“So what does it mean that Atlantis is back?” Nike asked.
“For us? Less than you might think,” Tam said.
“Atlantis is a mythical land,” James said. “It’s history touches on our own in only a few spots.”
“So we can’t take a boat out to visit it then?” Val asked.
“Not unless the boat is driven across the waves by a sprite who knows which stars to follow,” James said.
“Think of it like it’s on another world, which is close enough to the truth,” Tam said. “We can get that with some magical cheatery but otherwise its in its own little corner of reality.”
“But you’re still Queen of it right?” Cynthia asked.
“Not exactly,” Tam said. “I was Queen of Drowned Atlantis. When we restored Sycorax’s position and brought Atlantis back, it wasn’t drowned anymore, so no more sunken city, no more Queen to rule it.”
“What about all those people you found?” Val asked. “Why did they stay with Sycorax when the fold started coming undone? I thought they wanted to get out of Atlantis?”
“They wanted out of Drowned Atlantis,” Tam said. “Aka the dead version of the city. Sycorax’s Atlantis will be a living, breathing place.”
“And one without the corruption of intention turning their efforts against them,” James said.
“Plus, there is one other thing in its favor,” Anna said.
“Yes, the fold is gone, but a bridge remains open,” James said.
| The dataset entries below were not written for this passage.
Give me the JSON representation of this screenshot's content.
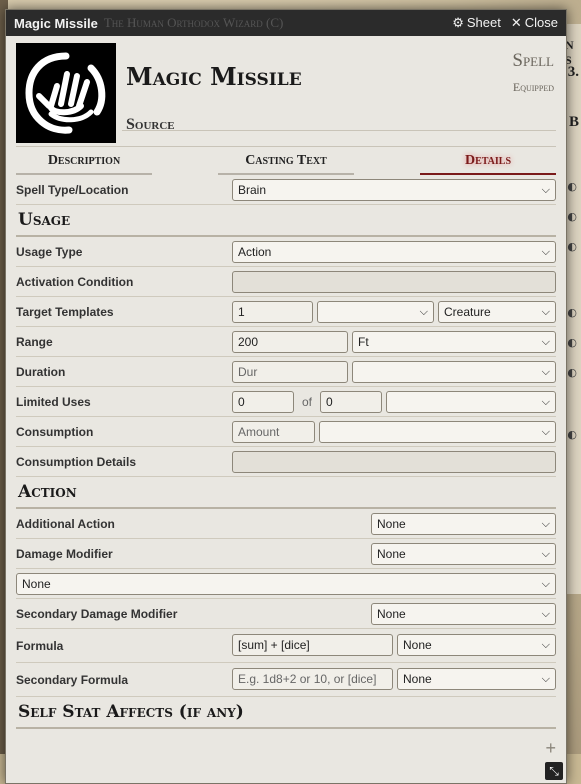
{
  "window": {
    "title": "Magic Missile",
    "subtitle": "The Human Orthodox Wizard (C)",
    "sheet_label": "Sheet",
    "close_label": "Close"
  },
  "item": {
    "name": "Magic Missile",
    "type": "Spell",
    "status": "Equipped",
    "source": "Source"
  },
  "tabs": [
    {
      "label": "Description"
    },
    {
      "label": "Casting Text"
    },
    {
      "label": "Details"
    }
  ],
  "spell_type": {
    "label": "Spell Type/Location",
    "value": "Brain"
  },
  "sections": {
    "usage": "Usage",
    "action": "Action",
    "self_stat": "Self Stat Affects (if any)"
  },
  "usage": {
    "usage_type": {
      "label": "Usage Type",
      "value": "Action"
    },
    "activation": {
      "label": "Activation Condition",
      "value": ""
    },
    "target": {
      "label": "Target Templates",
      "value": "1",
      "mid": "",
      "type": "Creature"
    },
    "range": {
      "label": "Range",
      "value": "200",
      "unit": "Ft"
    },
    "duration": {
      "label": "Duration",
      "placeholder": "Dur",
      "unit": ""
    },
    "limited": {
      "label": "Limited Uses",
      "value": "0",
      "of": "of",
      "max": "0",
      "per": ""
    },
    "consumption": {
      "label": "Consumption",
      "placeholder": "Amount",
      "target": ""
    },
    "consumption_details": {
      "label": "Consumption Details",
      "value": ""
    }
  },
  "action": {
    "additional": {
      "label": "Additional Action",
      "value": "None"
    },
    "damage_mod": {
      "label": "Damage Modifier",
      "value": "None"
    },
    "damage_mod_full": {
      "value": "None"
    },
    "secondary_mod": {
      "label": "Secondary Damage Modifier",
      "value": "None"
    },
    "formula": {
      "label": "Formula",
      "value": "[sum] + [dice]",
      "type": "None"
    },
    "secondary_formula": {
      "label": "Secondary Formula",
      "placeholder": "E.g. 1d8+2 or 10, or [dice]",
      "type": "None"
    }
  },
  "footer": {
    "add": "+",
    "resize": "⤡"
  },
  "background": {
    "right_text_1": "N S",
    "right_text_2": "3.",
    "right_text_3": "B"
  }
}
“I was wondering if you would do that,” Zoe said. “Why give Sycorax a second chance to cause you trouble? You know she’s capable of it.”
“She has lived in a world dominated by powers who seek to tear each other down,” Anna said.
“She needs a chance to see another way for things to be,” Tam said.
“And that’s what we do,” Val said.